What the task requires: An exact copy of all the data is required, with pictures left out.

--- Source material Enclosed Below ---

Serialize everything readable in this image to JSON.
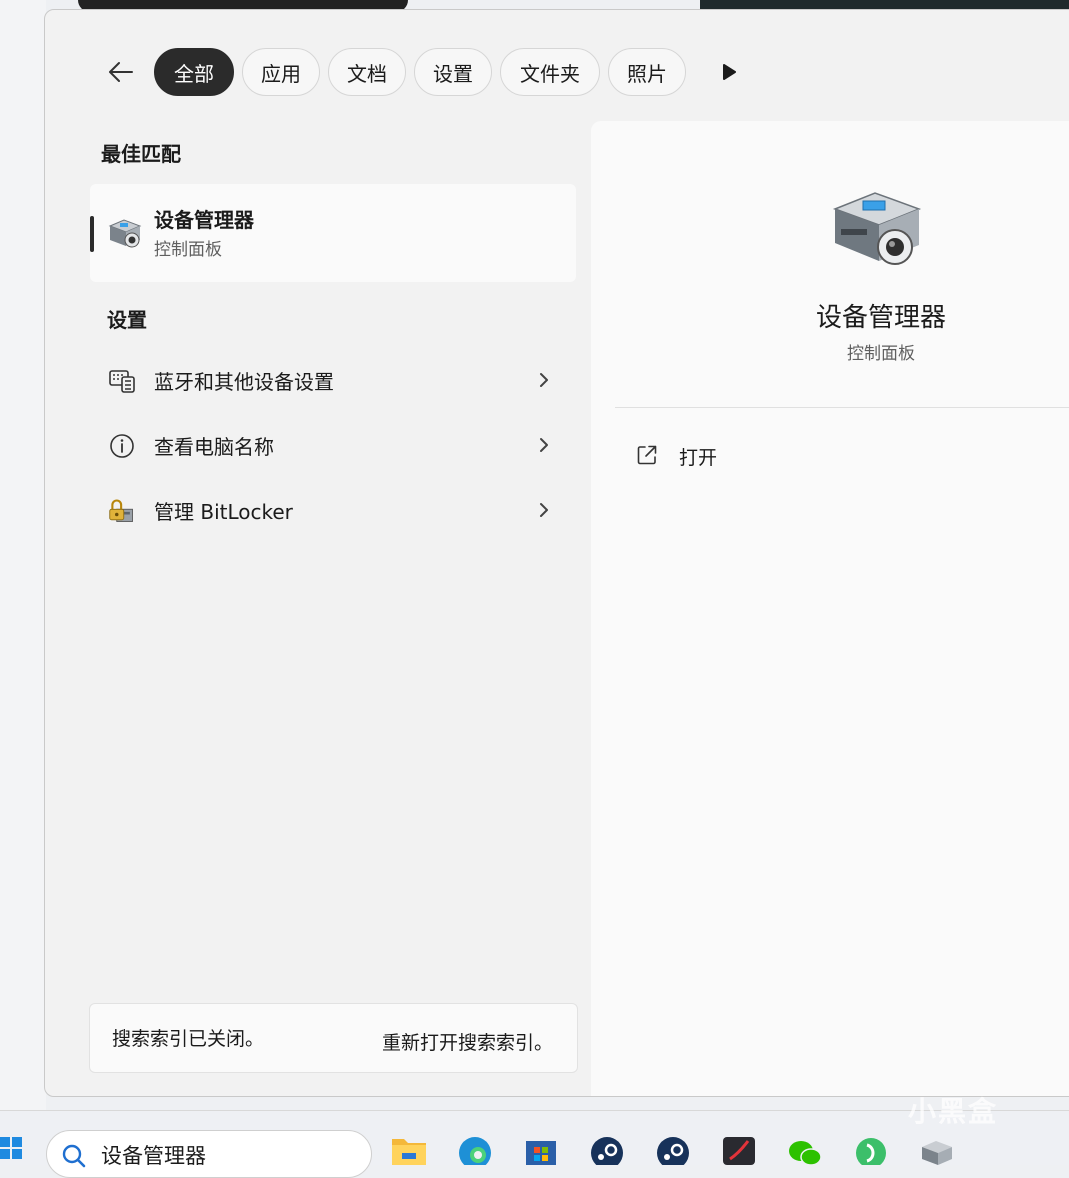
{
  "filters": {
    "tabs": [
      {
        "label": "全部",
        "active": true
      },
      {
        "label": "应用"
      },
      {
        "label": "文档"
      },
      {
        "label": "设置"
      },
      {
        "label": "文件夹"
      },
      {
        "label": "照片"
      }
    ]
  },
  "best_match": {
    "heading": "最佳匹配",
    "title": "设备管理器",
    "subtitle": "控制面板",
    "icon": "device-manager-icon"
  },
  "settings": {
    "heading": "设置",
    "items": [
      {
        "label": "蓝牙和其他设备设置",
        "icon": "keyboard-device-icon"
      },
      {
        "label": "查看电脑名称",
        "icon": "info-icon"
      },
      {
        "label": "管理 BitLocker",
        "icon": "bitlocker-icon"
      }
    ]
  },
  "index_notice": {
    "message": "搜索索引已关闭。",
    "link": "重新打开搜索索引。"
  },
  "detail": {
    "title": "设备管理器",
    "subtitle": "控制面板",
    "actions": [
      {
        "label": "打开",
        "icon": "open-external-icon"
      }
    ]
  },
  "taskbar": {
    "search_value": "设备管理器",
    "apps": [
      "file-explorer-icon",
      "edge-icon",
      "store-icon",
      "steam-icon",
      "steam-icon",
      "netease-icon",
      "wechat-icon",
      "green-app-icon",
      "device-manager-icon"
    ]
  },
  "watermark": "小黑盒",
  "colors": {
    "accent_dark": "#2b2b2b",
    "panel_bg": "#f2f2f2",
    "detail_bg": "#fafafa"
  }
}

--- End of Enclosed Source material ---

Output for this task:
Serialize everything readable in this image to JSON.
{
  "filters": {
    "tabs": [
      {
        "label": "全部",
        "active": true
      },
      {
        "label": "应用"
      },
      {
        "label": "文档"
      },
      {
        "label": "设置"
      },
      {
        "label": "文件夹"
      },
      {
        "label": "照片"
      }
    ]
  },
  "best_match": {
    "heading": "最佳匹配",
    "title": "设备管理器",
    "subtitle": "控制面板",
    "icon": "device-manager-icon"
  },
  "settings": {
    "heading": "设置",
    "items": [
      {
        "label": "蓝牙和其他设备设置",
        "icon": "keyboard-device-icon"
      },
      {
        "label": "查看电脑名称",
        "icon": "info-icon"
      },
      {
        "label": "管理 BitLocker",
        "icon": "bitlocker-icon"
      }
    ]
  },
  "index_notice": {
    "message": "搜索索引已关闭。",
    "link": "重新打开搜索索引。"
  },
  "detail": {
    "title": "设备管理器",
    "subtitle": "控制面板",
    "actions": [
      {
        "label": "打开",
        "icon": "open-external-icon"
      }
    ]
  },
  "taskbar": {
    "search_value": "设备管理器",
    "apps": [
      "file-explorer-icon",
      "edge-icon",
      "store-icon",
      "steam-icon",
      "steam-icon",
      "netease-icon",
      "wechat-icon",
      "green-app-icon",
      "device-manager-icon"
    ]
  },
  "watermark": "小黑盒",
  "colors": {
    "accent_dark": "#2b2b2b",
    "panel_bg": "#f2f2f2",
    "detail_bg": "#fafafa"
  }
}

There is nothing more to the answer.